> [Recorded information]
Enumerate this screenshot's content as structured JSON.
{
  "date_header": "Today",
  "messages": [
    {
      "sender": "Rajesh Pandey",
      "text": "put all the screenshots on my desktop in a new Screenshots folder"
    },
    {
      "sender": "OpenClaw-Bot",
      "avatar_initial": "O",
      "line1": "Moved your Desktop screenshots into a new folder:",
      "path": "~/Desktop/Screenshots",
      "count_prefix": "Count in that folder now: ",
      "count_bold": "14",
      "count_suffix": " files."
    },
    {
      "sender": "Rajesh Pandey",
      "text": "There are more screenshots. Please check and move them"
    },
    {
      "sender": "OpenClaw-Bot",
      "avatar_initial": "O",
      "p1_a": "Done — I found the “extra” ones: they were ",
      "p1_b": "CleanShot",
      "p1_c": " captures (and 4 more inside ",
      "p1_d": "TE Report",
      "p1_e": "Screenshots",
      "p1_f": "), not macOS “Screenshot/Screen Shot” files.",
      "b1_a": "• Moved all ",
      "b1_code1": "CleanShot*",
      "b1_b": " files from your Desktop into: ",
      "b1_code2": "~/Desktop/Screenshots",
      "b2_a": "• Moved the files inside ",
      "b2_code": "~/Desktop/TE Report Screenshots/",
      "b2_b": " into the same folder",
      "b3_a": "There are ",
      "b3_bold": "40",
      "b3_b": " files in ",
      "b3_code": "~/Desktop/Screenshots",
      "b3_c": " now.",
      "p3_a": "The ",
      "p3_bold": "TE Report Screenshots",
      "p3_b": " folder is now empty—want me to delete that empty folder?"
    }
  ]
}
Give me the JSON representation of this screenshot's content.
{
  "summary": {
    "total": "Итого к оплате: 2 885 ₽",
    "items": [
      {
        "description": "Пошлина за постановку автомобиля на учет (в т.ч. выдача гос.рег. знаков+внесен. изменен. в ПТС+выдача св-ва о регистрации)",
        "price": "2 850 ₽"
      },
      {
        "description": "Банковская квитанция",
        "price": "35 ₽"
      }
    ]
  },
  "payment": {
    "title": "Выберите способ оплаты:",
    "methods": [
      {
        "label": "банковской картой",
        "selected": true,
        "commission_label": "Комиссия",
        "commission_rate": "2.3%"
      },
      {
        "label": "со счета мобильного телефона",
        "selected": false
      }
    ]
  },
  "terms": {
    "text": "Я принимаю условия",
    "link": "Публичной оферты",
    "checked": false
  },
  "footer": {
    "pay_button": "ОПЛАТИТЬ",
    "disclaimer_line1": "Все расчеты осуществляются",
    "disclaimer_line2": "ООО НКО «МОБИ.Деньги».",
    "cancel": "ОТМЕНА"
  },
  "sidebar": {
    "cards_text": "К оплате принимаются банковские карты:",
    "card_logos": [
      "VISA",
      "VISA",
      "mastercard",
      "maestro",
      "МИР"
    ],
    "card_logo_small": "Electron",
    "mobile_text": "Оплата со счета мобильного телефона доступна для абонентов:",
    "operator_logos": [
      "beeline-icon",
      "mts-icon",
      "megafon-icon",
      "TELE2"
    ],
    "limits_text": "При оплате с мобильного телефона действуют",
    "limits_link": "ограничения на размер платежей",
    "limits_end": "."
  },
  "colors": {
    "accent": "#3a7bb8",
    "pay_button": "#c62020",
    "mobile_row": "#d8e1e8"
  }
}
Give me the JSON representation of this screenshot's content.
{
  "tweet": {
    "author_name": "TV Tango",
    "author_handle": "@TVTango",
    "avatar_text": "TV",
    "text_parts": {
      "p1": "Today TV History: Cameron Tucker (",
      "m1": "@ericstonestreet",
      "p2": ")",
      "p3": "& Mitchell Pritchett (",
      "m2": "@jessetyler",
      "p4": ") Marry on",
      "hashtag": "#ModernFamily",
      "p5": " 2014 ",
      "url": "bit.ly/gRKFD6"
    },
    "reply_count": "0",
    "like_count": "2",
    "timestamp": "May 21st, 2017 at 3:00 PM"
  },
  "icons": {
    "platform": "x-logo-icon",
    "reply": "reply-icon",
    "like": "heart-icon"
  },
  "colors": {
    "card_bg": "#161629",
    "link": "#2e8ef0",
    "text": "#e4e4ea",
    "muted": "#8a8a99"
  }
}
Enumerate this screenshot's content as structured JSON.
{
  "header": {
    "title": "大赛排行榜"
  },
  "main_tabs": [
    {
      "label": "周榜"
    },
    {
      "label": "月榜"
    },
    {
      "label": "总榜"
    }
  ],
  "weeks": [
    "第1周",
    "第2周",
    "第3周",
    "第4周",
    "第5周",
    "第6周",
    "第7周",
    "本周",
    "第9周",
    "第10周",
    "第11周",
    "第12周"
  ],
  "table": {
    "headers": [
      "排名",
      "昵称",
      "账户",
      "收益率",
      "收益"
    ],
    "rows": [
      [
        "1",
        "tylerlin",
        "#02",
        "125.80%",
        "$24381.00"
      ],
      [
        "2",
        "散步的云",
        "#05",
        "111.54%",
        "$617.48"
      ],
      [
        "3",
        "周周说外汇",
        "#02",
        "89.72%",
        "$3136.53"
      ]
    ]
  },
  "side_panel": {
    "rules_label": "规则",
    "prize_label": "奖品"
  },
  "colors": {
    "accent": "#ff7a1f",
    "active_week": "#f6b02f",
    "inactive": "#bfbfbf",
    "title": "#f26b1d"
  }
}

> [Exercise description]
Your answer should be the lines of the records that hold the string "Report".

> [Worked solution]
      "p1_d": "TE Report",
      "b2_code": "~/Desktop/TE Report Screenshots/",
      "p3_bold": "TE Report Screenshots",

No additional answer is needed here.